Task to complete:
Write out all entries word for word.

Records to use:

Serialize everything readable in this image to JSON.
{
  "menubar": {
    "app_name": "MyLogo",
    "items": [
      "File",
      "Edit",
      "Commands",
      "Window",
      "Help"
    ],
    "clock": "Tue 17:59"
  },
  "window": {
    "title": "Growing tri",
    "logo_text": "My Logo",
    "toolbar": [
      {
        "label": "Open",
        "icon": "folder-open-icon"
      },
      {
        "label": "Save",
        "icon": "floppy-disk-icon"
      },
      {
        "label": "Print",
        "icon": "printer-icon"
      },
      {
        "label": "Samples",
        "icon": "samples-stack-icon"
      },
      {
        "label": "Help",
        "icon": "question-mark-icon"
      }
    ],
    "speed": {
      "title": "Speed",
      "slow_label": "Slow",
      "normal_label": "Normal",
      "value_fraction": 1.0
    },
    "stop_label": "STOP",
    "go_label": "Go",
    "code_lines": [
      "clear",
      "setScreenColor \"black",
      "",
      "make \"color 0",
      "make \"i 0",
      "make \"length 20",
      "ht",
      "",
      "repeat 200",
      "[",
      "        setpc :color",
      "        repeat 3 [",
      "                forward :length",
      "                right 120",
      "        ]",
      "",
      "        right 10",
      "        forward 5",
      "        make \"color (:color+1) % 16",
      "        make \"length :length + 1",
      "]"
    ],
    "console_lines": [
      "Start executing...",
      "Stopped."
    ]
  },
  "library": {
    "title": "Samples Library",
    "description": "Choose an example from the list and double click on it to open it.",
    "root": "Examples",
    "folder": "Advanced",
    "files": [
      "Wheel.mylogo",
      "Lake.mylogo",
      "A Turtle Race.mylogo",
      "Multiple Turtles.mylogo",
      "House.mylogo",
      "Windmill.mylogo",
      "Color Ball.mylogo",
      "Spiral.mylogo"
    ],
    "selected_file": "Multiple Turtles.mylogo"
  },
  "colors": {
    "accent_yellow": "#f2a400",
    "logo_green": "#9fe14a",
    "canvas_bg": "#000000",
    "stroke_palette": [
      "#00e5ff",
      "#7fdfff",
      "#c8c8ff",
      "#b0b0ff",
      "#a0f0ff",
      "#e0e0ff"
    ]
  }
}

Solution to this problem:
Serialize everything readable in this image to JSON.
{
  "menubar": {
    "app_name": "MyLogo",
    "items": [
      "File",
      "Edit",
      "Commands",
      "Window",
      "Help"
    ],
    "clock": "Tue 17:59"
  },
  "window": {
    "title": "Growing tri",
    "logo_text": "My Logo",
    "toolbar": [
      {
        "label": "Open",
        "icon": "folder-open-icon"
      },
      {
        "label": "Save",
        "icon": "floppy-disk-icon"
      },
      {
        "label": "Print",
        "icon": "printer-icon"
      },
      {
        "label": "Samples",
        "icon": "samples-stack-icon"
      },
      {
        "label": "Help",
        "icon": "question-mark-icon"
      }
    ],
    "speed": {
      "title": "Speed",
      "slow_label": "Slow",
      "normal_label": "Normal",
      "value_fraction": 1.0
    },
    "stop_label": "STOP",
    "go_label": "Go",
    "code_lines": [
      "clear",
      "setScreenColor \"black",
      "",
      "make \"color 0",
      "make \"i 0",
      "make \"length 20",
      "ht",
      "",
      "repeat 200",
      "[",
      "        setpc :color",
      "        repeat 3 [",
      "                forward :length",
      "                right 120",
      "        ]",
      "",
      "        right 10",
      "        forward 5",
      "        make \"color (:color+1) % 16",
      "        make \"length :length + 1",
      "]"
    ],
    "console_lines": [
      "Start executing...",
      "Stopped."
    ]
  },
  "library": {
    "title": "Samples Library",
    "description": "Choose an example from the list and double click on it to open it.",
    "root": "Examples",
    "folder": "Advanced",
    "files": [
      "Wheel.mylogo",
      "Lake.mylogo",
      "A Turtle Race.mylogo",
      "Multiple Turtles.mylogo",
      "House.mylogo",
      "Windmill.mylogo",
      "Color Ball.mylogo",
      "Spiral.mylogo"
    ],
    "selected_file": "Multiple Turtles.mylogo"
  },
  "colors": {
    "accent_yellow": "#f2a400",
    "logo_green": "#9fe14a",
    "canvas_bg": "#000000",
    "stroke_palette": [
      "#00e5ff",
      "#7fdfff",
      "#c8c8ff",
      "#b0b0ff",
      "#a0f0ff",
      "#e0e0ff"
    ]
  }
}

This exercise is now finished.